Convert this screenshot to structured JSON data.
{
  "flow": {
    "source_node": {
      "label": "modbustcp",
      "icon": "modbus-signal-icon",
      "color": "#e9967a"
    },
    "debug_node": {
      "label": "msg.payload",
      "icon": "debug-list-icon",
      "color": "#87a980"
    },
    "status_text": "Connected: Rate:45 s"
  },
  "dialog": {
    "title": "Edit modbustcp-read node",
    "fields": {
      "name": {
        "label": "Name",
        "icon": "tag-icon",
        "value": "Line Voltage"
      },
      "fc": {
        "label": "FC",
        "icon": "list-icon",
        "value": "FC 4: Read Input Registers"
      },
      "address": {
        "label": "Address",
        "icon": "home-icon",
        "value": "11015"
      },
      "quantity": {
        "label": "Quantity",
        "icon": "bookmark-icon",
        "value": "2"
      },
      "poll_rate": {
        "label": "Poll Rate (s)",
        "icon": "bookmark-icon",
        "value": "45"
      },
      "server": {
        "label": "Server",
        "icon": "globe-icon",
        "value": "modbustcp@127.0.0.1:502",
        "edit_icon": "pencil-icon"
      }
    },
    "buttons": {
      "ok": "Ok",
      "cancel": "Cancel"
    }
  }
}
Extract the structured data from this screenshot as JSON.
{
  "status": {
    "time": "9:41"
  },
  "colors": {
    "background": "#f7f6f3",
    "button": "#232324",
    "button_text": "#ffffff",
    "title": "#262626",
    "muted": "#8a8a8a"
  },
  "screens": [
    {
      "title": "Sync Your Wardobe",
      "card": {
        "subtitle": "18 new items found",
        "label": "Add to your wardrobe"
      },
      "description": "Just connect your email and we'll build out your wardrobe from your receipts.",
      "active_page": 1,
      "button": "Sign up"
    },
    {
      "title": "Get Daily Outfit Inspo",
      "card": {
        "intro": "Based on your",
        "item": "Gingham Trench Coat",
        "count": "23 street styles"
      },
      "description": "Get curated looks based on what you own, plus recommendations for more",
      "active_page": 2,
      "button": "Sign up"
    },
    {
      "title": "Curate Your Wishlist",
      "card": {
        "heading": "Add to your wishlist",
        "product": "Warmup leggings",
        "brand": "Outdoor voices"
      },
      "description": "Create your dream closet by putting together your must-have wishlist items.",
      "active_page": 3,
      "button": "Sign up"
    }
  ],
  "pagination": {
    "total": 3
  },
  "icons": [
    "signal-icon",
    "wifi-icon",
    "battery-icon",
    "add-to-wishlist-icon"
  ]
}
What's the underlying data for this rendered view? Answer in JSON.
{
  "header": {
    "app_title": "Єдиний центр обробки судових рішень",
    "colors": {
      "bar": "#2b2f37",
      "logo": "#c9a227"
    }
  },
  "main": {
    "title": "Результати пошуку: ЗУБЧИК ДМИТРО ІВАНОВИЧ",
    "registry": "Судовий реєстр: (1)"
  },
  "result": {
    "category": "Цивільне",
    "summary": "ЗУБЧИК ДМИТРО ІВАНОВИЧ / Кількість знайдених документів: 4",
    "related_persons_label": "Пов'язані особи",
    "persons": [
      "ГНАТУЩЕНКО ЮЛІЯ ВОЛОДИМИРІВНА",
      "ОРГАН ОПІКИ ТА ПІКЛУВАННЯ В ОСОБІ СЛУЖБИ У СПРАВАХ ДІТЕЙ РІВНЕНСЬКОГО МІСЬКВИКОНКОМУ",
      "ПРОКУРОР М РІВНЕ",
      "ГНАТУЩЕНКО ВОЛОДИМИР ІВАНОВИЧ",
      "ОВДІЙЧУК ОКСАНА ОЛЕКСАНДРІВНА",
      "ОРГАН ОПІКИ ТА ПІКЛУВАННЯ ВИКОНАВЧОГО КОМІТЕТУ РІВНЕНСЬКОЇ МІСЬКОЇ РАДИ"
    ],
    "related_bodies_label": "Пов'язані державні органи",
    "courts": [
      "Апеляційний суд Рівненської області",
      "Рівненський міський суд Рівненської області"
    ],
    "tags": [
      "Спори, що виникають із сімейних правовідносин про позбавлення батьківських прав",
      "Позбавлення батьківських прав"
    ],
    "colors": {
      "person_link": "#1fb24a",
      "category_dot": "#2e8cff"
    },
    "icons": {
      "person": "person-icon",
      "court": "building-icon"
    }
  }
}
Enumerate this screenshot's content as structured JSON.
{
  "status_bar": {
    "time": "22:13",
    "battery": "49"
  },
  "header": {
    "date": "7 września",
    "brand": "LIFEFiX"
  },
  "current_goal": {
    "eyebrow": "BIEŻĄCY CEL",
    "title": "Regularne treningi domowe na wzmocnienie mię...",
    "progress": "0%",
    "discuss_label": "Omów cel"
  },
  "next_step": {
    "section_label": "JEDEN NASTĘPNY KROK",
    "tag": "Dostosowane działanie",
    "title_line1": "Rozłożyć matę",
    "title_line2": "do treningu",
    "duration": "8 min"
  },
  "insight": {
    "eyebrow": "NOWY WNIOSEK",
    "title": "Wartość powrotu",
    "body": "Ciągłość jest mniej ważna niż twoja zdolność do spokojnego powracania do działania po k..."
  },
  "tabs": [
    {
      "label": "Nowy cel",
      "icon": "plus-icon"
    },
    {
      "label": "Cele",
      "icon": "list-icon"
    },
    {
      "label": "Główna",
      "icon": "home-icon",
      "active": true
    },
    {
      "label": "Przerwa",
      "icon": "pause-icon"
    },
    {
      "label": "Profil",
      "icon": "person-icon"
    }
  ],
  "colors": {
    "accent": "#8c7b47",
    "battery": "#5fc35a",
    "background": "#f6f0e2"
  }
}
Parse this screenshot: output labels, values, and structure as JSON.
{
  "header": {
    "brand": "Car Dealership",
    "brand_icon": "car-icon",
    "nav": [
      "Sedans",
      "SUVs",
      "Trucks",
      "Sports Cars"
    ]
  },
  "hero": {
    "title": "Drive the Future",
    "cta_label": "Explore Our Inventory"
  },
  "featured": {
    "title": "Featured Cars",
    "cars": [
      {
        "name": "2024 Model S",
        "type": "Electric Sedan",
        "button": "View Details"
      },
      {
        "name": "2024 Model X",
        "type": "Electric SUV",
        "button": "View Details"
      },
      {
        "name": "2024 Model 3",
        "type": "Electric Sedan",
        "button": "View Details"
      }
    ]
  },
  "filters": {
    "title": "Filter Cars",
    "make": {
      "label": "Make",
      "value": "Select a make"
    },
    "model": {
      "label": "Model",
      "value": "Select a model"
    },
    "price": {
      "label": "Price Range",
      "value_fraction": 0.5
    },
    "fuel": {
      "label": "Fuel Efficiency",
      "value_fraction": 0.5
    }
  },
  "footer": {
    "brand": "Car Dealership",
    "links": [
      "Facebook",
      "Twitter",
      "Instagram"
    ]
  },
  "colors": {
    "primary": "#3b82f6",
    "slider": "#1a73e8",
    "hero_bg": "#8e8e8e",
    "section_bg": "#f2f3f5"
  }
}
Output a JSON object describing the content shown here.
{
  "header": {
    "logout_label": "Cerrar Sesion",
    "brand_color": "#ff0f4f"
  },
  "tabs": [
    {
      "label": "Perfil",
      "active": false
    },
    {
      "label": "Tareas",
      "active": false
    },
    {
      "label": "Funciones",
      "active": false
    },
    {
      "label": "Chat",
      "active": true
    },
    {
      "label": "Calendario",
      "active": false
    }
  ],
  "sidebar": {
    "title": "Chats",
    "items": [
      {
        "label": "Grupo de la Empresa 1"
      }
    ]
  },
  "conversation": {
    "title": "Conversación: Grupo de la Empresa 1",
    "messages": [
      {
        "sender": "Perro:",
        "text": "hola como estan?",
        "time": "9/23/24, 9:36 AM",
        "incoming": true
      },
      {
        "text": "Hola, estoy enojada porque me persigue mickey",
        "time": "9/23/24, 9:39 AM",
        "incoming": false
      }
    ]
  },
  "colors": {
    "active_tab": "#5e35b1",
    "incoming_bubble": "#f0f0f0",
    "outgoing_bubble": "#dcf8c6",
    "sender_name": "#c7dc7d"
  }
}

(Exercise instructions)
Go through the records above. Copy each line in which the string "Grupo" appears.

(Answer for this exercise)
        "label": "Grupo de la Empresa 1"
    "title": "Conversación: Grupo de la Empresa 1",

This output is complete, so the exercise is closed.